University of Cincinnati Law Review


Prosecutors have developed several tactics to effectively lower the burden of proof in criminal trials. One such tactic is to argue to jurors that they should “search for the truth” of what they think happened. Some trial courts are complicit in this effort, and formally instruct jurors “not to search for doubt” but instead “to search for the truth.” Defense lawyers have objected to these truth-based arguments and instructions, as such language improperly lowers the burden of proof below the reasonable doubt standard. Prosecutors, however, have dismissed these objections as pure speculation.

In response to this apparent call for evidence, Dr. Lawrence T. White and I empirically tested the effect of these truth-based jury instructions on verdicts. In two recently published studies, mock jurors who received truth-based instructions convicted at significantly higher rates than those who were simply instructed on reasonable doubt.
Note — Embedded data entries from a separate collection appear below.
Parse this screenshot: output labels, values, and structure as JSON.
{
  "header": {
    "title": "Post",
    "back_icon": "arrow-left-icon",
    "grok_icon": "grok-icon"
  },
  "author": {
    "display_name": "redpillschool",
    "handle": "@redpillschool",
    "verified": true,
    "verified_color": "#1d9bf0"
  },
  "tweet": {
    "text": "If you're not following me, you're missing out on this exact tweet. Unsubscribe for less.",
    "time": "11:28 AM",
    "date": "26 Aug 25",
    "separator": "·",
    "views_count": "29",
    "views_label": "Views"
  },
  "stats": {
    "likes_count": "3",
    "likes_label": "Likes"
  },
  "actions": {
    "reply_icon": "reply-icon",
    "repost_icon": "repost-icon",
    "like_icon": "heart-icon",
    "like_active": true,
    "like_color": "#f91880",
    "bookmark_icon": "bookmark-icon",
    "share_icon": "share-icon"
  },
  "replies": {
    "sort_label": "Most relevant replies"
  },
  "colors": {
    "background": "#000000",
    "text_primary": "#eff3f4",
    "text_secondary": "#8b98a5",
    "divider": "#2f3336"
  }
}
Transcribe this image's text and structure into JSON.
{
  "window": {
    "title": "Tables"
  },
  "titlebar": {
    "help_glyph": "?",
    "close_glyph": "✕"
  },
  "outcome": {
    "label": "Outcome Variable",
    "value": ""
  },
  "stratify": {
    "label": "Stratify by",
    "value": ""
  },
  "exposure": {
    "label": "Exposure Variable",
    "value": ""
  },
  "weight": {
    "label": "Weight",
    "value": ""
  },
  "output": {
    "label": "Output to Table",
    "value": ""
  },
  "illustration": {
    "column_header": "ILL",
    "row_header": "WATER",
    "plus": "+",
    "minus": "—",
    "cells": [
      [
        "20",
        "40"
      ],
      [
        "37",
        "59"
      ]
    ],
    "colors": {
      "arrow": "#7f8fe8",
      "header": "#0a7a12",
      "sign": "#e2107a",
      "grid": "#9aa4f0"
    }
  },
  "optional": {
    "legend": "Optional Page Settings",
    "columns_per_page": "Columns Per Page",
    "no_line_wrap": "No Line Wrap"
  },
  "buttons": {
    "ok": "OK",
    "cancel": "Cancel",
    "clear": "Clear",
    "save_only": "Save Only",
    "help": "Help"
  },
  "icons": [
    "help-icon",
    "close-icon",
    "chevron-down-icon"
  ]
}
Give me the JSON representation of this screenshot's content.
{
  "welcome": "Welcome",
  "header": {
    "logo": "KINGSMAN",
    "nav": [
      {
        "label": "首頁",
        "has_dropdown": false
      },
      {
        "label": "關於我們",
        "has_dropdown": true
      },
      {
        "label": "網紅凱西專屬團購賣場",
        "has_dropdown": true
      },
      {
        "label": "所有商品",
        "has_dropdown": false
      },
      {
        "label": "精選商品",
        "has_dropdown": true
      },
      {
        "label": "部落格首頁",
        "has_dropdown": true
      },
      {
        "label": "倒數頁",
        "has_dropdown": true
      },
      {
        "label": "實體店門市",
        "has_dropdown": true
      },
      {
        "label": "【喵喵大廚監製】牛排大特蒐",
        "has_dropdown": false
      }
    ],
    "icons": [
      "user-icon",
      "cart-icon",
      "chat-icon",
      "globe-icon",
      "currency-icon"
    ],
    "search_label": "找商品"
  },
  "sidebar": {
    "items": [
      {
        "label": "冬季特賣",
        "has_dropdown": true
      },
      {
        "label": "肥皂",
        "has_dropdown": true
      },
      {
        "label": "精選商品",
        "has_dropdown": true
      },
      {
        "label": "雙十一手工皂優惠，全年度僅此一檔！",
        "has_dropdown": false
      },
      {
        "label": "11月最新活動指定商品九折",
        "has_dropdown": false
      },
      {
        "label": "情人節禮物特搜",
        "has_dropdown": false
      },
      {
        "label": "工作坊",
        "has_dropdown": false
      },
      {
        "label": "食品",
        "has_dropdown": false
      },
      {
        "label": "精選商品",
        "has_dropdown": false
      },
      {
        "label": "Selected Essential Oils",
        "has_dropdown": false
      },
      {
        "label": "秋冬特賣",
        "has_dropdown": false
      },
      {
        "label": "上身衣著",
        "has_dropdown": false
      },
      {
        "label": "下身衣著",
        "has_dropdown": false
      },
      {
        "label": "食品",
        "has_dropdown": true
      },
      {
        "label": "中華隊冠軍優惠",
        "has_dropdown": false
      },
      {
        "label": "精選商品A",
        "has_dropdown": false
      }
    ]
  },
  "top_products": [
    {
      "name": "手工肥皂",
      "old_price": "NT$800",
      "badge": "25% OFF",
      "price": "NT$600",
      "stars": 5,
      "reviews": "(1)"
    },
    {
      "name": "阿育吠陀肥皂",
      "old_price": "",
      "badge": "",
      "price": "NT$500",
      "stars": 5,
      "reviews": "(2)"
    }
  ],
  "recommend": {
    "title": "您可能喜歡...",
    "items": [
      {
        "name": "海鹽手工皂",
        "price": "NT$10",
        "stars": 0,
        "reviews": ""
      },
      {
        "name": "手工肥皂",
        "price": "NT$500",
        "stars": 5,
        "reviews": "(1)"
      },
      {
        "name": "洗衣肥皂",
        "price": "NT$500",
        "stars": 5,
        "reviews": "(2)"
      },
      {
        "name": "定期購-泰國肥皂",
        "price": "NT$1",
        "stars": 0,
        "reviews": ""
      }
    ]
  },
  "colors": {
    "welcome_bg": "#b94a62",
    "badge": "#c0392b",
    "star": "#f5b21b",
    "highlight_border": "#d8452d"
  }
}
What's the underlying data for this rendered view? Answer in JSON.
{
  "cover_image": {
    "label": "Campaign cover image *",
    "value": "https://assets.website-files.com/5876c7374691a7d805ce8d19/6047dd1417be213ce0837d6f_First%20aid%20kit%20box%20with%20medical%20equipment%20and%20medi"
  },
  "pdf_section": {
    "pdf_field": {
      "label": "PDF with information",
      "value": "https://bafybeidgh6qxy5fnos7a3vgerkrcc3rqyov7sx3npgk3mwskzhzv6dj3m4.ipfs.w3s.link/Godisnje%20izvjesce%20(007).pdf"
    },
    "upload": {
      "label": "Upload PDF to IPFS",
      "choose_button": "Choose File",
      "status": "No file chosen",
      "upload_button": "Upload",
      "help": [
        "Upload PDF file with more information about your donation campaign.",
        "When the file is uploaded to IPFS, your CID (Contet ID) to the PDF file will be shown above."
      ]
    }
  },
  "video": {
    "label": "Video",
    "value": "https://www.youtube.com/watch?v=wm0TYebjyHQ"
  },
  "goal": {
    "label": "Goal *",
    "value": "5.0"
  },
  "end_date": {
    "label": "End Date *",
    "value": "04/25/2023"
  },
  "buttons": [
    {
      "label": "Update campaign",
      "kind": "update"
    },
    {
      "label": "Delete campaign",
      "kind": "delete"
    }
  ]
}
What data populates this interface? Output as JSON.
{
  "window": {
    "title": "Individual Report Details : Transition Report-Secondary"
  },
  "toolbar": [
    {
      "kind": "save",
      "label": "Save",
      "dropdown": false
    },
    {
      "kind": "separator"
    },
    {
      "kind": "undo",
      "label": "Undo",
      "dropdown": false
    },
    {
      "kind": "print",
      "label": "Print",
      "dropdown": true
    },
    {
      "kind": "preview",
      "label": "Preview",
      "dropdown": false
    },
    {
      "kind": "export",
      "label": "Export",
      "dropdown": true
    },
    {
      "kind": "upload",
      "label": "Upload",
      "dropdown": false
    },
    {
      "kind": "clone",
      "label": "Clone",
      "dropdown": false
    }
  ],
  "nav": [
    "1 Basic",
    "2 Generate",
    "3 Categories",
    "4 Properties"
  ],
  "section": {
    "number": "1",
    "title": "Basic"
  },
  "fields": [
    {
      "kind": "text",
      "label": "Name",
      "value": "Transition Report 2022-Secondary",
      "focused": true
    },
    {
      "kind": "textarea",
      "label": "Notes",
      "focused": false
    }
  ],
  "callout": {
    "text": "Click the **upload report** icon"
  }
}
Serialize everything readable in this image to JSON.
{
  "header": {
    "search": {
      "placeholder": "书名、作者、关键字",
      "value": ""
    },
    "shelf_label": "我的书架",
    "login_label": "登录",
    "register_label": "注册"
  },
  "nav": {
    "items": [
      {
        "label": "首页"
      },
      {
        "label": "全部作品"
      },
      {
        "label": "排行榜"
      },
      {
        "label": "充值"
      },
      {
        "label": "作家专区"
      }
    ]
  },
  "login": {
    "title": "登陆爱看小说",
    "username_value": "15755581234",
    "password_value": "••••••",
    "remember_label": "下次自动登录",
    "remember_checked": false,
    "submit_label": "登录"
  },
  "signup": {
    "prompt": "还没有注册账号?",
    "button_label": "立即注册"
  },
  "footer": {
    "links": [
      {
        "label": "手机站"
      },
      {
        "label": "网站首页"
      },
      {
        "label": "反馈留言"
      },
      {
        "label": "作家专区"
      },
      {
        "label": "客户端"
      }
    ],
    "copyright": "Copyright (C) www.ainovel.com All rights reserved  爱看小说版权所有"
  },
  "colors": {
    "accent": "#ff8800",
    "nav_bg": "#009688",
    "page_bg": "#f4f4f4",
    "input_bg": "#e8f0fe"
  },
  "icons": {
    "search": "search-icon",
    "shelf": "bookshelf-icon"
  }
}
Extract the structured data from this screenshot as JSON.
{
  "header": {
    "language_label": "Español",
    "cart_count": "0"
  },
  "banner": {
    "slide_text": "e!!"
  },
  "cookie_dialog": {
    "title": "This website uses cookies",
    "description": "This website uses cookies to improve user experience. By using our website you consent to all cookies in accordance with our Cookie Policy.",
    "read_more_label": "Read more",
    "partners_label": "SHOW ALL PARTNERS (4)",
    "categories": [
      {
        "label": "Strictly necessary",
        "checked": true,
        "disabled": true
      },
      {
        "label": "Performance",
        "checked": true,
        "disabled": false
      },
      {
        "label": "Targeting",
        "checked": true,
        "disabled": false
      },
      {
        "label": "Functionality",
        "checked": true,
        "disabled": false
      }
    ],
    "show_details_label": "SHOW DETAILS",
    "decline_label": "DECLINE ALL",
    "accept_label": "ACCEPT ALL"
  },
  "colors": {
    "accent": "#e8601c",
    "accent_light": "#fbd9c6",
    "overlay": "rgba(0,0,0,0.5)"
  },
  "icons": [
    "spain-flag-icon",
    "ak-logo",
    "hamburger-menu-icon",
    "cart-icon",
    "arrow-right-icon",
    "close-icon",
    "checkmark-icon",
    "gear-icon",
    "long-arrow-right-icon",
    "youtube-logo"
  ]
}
Jurors who received the truth-based instructions were also far more likely to mistakenly believe it was proper to convict even if they had a reasonable doubt about guilt.

Citing this empirical evidence, defense lawyers have been asking trial courts to remove truth-related language from their burden of proof jury instructions, and to prohibit prosecutors from making search-for-truth arguments to jurors. Prosecutors, however, have responded by attacking the validity of the two published studies.

This Article identifies and debunks these prosecutorial attacks. Its purpose is to assist defense lawyers and judges in recognizing and responding to invalid prosecutorial arguments, many of which are based on a gross misunderstanding of scientific research, blatant misrepresentations of fact or law, and, most significantly, logical fallacies. Debunking these prosecutorial arguments is a critical step in protecting every person’s right to remain free of conviction unless the state can prove guilt beyond a reasonable doubt.